Anand Chandrasekaran is joining Facebook to work on global strategies and partnerships for the messaging platform, according to the Wall Street Journal. The ex-Yahoo senior executive made the move from Silicon Valley to India in 2014, taking up stints since then at Snapdeal, a key player in India’s e-commerce war, and telecom giant Bharti Airtel. It’s not clear if he’ll remain in India. An official announcement could come as soon as Tuesday, the Journal reported.

Each month, over 1 billion people around the world use Messenger, which was downloaded more than Facebook’s flagship app in 2015. But finding growth beyond the west is crucial. Messenger is used by only 9% of the people from the Asia-Pacific region, where Chinese apps WeChat and QQ dominate. However, Facebook is blocked in China, leaving India as the next biggest target. Chandrasekaran’s background will surely be useful there, where Messenger faces stiff competition. For example, Hike Messenger, which has backing from Chinese giants Tencent and Foxconn, boasts over 100 million users in the country.

Of course, Facebook has not always been received with open arms in India., the free internet service it launched in February 2015, drew the ire of net neutrality supporters by limiting access to sites handpicked by Facebook—the opposition left CEO Mark Zuckerberg befuddled. A year after its release, India’s telecom regulatory authority put an end to the initiative.

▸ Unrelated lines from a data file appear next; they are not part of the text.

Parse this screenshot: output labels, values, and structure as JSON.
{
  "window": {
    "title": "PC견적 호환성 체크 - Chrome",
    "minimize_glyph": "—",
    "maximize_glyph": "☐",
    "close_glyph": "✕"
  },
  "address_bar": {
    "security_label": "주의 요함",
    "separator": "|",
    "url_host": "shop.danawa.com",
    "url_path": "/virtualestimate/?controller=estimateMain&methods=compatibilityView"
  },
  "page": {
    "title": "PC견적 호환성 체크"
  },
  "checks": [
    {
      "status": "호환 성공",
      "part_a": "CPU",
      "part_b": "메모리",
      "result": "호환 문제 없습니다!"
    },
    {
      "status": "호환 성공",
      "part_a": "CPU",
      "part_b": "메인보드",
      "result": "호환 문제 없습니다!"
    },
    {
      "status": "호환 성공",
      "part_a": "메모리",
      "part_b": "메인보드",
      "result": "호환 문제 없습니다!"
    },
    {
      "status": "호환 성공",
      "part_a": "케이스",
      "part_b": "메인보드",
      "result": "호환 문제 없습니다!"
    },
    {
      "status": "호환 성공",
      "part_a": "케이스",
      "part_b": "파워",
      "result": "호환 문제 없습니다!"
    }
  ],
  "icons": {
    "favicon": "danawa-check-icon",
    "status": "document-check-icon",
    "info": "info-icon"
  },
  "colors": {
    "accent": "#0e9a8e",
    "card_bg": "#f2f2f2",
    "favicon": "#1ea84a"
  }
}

Since Messenger became a standalone app in 2014, it has continued to evolve. Messenger can be used on web browsers, allows third-party integrations—like GIFs, stickers, and more— and lets people send money to friends. People can even join the service by signing up with their phone numbers, rather than registering for a Facebook account. To find widespread acceptance in global markets, Messenger will need to find more ways to differentiate itself.